──────── Dataset content

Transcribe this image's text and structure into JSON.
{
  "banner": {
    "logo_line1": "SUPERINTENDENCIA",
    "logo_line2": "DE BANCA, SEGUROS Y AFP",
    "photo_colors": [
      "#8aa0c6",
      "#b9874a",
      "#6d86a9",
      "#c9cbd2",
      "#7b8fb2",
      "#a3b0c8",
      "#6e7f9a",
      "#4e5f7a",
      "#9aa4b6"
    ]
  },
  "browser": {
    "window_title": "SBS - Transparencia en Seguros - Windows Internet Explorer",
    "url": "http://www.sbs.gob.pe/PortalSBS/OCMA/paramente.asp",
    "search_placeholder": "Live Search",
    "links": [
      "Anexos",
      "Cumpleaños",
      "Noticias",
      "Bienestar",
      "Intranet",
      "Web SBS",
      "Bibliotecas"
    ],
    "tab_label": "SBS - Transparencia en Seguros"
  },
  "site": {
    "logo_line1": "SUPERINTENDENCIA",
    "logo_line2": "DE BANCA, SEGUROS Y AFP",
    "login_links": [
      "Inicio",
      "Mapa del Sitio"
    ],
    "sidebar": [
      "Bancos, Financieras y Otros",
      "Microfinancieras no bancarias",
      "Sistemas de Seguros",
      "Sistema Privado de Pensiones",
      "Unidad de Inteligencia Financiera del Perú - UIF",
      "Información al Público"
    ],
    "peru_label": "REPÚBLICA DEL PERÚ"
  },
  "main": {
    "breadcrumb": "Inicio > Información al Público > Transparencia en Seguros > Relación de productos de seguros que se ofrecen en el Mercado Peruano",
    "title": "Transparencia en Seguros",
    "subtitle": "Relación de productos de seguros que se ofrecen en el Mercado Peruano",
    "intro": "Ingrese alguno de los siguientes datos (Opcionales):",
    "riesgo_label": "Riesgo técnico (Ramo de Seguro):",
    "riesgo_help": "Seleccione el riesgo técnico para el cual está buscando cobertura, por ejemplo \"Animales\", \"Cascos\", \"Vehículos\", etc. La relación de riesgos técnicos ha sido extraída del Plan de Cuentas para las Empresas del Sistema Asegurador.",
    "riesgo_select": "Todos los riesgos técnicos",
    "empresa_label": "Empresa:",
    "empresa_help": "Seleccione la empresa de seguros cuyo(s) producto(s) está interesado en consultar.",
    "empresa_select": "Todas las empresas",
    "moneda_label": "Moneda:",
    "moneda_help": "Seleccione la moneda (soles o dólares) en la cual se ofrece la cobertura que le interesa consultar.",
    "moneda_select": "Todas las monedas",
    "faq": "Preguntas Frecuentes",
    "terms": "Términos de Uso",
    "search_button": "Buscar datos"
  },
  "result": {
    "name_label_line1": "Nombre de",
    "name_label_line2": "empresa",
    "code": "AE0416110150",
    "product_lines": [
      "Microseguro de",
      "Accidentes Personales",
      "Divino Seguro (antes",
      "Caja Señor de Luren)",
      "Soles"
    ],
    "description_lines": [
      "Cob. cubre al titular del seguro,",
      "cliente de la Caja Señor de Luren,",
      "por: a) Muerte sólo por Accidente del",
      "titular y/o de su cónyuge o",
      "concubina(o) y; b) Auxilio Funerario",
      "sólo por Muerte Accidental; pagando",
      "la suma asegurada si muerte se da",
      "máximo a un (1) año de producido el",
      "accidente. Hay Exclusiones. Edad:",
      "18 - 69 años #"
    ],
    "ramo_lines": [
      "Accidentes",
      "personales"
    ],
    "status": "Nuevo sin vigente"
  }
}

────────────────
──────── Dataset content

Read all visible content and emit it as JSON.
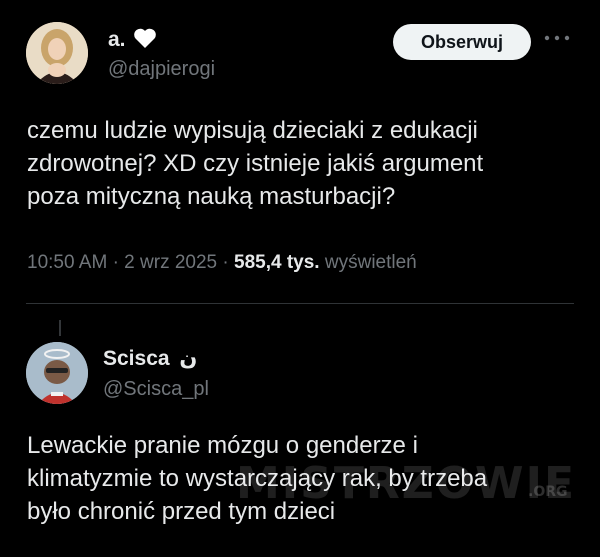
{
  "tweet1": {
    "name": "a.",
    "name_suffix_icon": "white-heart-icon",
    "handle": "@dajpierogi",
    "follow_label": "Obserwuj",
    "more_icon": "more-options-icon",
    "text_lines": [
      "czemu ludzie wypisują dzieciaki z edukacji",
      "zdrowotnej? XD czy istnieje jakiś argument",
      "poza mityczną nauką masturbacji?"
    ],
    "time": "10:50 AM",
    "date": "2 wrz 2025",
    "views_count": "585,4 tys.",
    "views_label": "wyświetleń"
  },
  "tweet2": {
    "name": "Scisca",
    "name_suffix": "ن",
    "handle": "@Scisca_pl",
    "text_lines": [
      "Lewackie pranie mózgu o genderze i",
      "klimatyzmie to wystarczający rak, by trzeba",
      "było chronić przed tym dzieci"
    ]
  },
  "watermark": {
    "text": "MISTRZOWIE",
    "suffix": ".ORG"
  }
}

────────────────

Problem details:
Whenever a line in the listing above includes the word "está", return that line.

Task response:
    "riesgo_help": "Seleccione el riesgo técnico para el cual está buscando cobertura, por ejemplo \"Animales\", \"Cascos\", \"Vehículos\", etc. La relación de riesgos técnicos ha sido extraída del Plan de Cuentas para las Empresas del Sistema Asegurador.",
    "empresa_help": "Seleccione la empresa de seguros cuyo(s) producto(s) está interesado en consultar.",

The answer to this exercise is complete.